Village News Correspondent
The San Diego County Board of Supervisors approved an amendment to the county’s agreement to reimburse Granite Construction for improvements to state Route 76.
The board voted 5-0, Sept. 13, to extend the time for the county to reimburse Granite Construction by 25 years, and the agreement amendment also clarified the process under which Granite Construction can transfer some of the company’s Transportation Infrastructure Fee credits to other developers to reduce Granite Construction’s unpaid balance at a faster rate. The supervisors also directed county staff to analyze the possibility of reinstating the reimbursement option for improvements which exceed a developer’s TIF payment requirements.
“This seems like a good idea,” Supervisor Ron Roberts said.
In April 2005, the board of supervisors adopted a Transportation Impact Fee ordinance in order to comply with state law and provide funding for the construction of transportation facilities needed to support the increased traffic generated by new development. The Transportation Impact Fee is actually an option rather than a requirement; developers may still perform an individual cumulative impact traffic study and make the appropriate mitigation. The TIF ordinance was expected to help small developers who could address their projects’ impacts easier with a single check rather than with a comprehensive cumulative impact study. The TIF assessment includes both the project’s share of costs for future road improvements within the project’s community planning area and a regional roads fee to cover multi-community roads within the designated region.
The initial TIF ordinance included a clause which allowed for reimbursement to developers who advanced funding and constructed road improvements which eliminated capacity deficiencies in roads identified in the TIF plan. Those reimbursements covered only verified actual costs beyond the TIF costs the developer was required to pay for the project.

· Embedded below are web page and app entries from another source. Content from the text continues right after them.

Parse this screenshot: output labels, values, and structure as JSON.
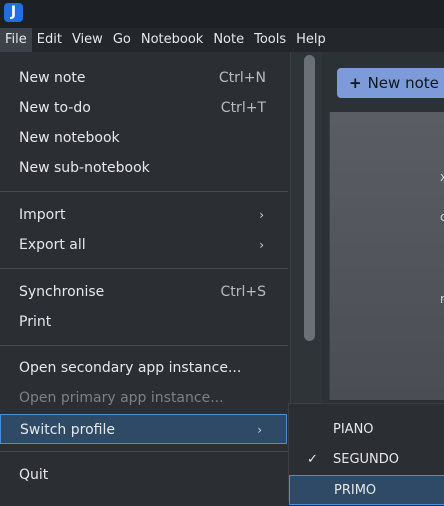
{
  "app": {
    "icon_letter": "J"
  },
  "menubar": {
    "items": [
      "File",
      "Edit",
      "View",
      "Go",
      "Notebook",
      "Note",
      "Tools",
      "Help"
    ]
  },
  "background": {
    "new_note_label": "New note",
    "edge_glyphs": [
      "x",
      "c",
      "r"
    ]
  },
  "file_menu": {
    "items": [
      {
        "label": "New note",
        "shortcut": "Ctrl+N"
      },
      {
        "label": "New to-do",
        "shortcut": "Ctrl+T"
      },
      {
        "label": "New notebook",
        "shortcut": ""
      },
      {
        "label": "New sub-notebook",
        "shortcut": ""
      },
      {
        "label": "Import",
        "submenu": true
      },
      {
        "label": "Export all",
        "submenu": true
      },
      {
        "label": "Synchronise",
        "shortcut": "Ctrl+S"
      },
      {
        "label": "Print",
        "shortcut": ""
      },
      {
        "label": "Open secondary app instance...",
        "shortcut": ""
      },
      {
        "label": "Open primary app instance...",
        "disabled": true
      },
      {
        "label": "Switch profile",
        "submenu": true,
        "selected": true
      },
      {
        "label": "Quit",
        "shortcut": ""
      }
    ]
  },
  "profile_submenu": {
    "items": [
      {
        "label": "PIANO",
        "checked": false
      },
      {
        "label": "SEGUNDO",
        "checked": true
      },
      {
        "label": "PRIMO",
        "checked": false,
        "selected": true
      }
    ],
    "check_glyph": "✓"
  },
  "glyphs": {
    "submenu_arrow": "›",
    "plus": "+"
  },
  "colors": {
    "accent": "#4a8ed8",
    "selection_bg": "#2f4a66",
    "button_bg": "#7c9bd8"
  }
}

“The credits were in effect built into the TIF rates,” Rich Crompton, the director of the county’s Department of Public Works, said.
In October 2002, the board of supervisors granted a Major Use Permit for the Rosemary’s Mountain quarry and also certified the Environmental Impact Report and addendum. The project site consists of 96.4 acres approximately 1.25 miles east of Interstate 15, and the quarry entrance is approximately 2,000 feet west of Couser Canyon Road. The conditions of approval required Granite Construction Company to realign SR-76 and widen the road from two lanes to four from I-15 to the project entrance.
“Granite Construction paid for the entire improvement all the way from I-15 past the quarry,” Supervisor Bill Horn said.
The Transportation Impact Fee program had not yet been implemented in 2002, and SR-76 east of I-15 was not included in the Regional Transportation Plan approved by the San Diego Association of Governments, so the improvements likely would not have been constructed during much of the 20-year period in which Granite Construction is estimated to mine approximately 22 million tons of aggregate.
In October 2006, the board of supervisors voted 5-0 to approve an agreement with Granite Construction Company to reimburse the company for work performed on SR-76 as part of the Rosemary’s Mountain project. The TIF amount was deducted from the total reimbursement amount, and the agreement stipulated that the reimbursement began upon completion and acceptance of the facilities and determination of the actual cost. The agreement noted that the reimbursement would occur through TIF credits for other projects, cash reimbursement or a combination of those two and that payments would be made quarterly from fees collected in the North Region TIF fund. The Bonsall, Fallbrook, Pala-Pauma, Rainbow and Valley Center community planning areas are all within the North Region.
The road improvements to SR-76 were completed in 2009. The agreement called for Granite Construction to be reimbursed fully over a 25-year period. Currently $16 million is owned to Granite Construction, and at the current TIF collection rate it is unlikely that the full reimbursement amount will be paid within the 25-year term.
The reimbursement must utilize TIF revenue from the North Region.
“It’s very limited funding,” Sarah Aghassi, the county’s deputy chief administrative officer for the county’s Land Use and Environment Group, said.
“This is a pretty isolated area,” Horn said. “There has not been a whole lot of development in this area to get them reimbursed, so I think we should extend it.”
The extension changes the end of the reimbursement period from 2031 to 2056.
The TIF ordinance was amended in October 2012, and the clause to reimburse developers for constructing improvements beyond their TIF assessment was removed. County staff will explore whether the reimbursement credit provision can be restored without increasing TIF charges for other developers.
“This is a good way to get improvements,” Horn said.